She is a member of Alpha Kappa Alpha Sorority, Inc. and a life member of the NAACP. She previously served as a Southeast Regional and Central Director of the Magnolia Bar Association and chaired the Criminal Justice Committee for the State Conference of the NAACP. She is also a former member of the Mississippi Association for Justice and the Mississippi Public Defenders Association.
Currently, she serves as a member of the 2019-2020 Jackson Junior League Community Advisory Council. Her past affiliations also include serving as a board member of Leadership Greater Jackson Alumnae, the I.S. Sanders YMCA, the National African American Student Leadership Conference and the Magnolia Bar’s liaison on the State Judicial Study Committee.
more about Latrice
early life & bio
Court of Appeals Judge Latrice A. Westbrooks was born in Memphis, Tennessee. She received her law degree from the University of Detroit Mercy Law School.
Upon graduation, Judge Westbrooks moved to Mississippi and set a historical precedent by becoming the first African-American woman Assistant District Attorney in the Second Circuit Court District for the State of Mississippi.
district 1 map
Supreme Court District 1
Counties are: Bolivar, Claiborne, Copiah, Hinds, Holmes, Humphreys, Issaquena, Jefferson, Kemper, Lauderdale, Leake, Madison, Neshoba, Newton, Noxubee, Rankin, Scott, Sharkey, Sunflower, Warren, Washington, Yazoo -State of Mississippi Judiciary Administrative Office of Courts Website
Her pro bono practice also included volunteering to help many citizens expunge their criminal records throughout Mississippi in cooperation with state and local officials, the Magnolia Bar Association, One Voice, the Mississippi NAACP under the leadership of Attorney Derrick Johnson, and the Mississippi Center for Justice.

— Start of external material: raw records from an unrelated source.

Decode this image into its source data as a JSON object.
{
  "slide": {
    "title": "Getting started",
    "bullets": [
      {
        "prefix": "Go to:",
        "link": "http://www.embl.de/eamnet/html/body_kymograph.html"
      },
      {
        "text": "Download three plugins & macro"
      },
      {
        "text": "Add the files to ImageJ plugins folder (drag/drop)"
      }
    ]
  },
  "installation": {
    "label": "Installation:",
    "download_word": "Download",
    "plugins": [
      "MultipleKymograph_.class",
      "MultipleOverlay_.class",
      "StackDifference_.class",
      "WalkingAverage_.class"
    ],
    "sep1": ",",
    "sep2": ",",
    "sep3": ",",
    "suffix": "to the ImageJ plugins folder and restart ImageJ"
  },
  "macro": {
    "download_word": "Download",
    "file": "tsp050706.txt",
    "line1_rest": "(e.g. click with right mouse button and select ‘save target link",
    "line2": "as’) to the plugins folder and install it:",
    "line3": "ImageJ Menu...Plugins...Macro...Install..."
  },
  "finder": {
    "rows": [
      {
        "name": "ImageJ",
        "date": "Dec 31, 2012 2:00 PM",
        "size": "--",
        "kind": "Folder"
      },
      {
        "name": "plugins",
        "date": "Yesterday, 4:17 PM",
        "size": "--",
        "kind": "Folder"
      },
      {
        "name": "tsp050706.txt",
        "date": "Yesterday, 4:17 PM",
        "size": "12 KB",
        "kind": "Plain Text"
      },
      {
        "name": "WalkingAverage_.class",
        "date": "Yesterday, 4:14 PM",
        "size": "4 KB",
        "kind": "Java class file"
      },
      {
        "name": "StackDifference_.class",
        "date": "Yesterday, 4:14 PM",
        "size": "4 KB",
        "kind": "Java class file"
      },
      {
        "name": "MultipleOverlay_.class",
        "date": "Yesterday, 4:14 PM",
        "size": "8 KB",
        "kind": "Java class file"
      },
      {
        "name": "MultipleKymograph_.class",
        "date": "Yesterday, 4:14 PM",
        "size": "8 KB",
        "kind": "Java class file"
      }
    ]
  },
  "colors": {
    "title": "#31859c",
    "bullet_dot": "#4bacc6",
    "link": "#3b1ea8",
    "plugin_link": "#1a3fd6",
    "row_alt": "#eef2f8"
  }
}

Her advocacy for women and children also led to a professional relationship with the Southern Poverty Law Center’s Mississippi Justice Youth Project and the ACLU.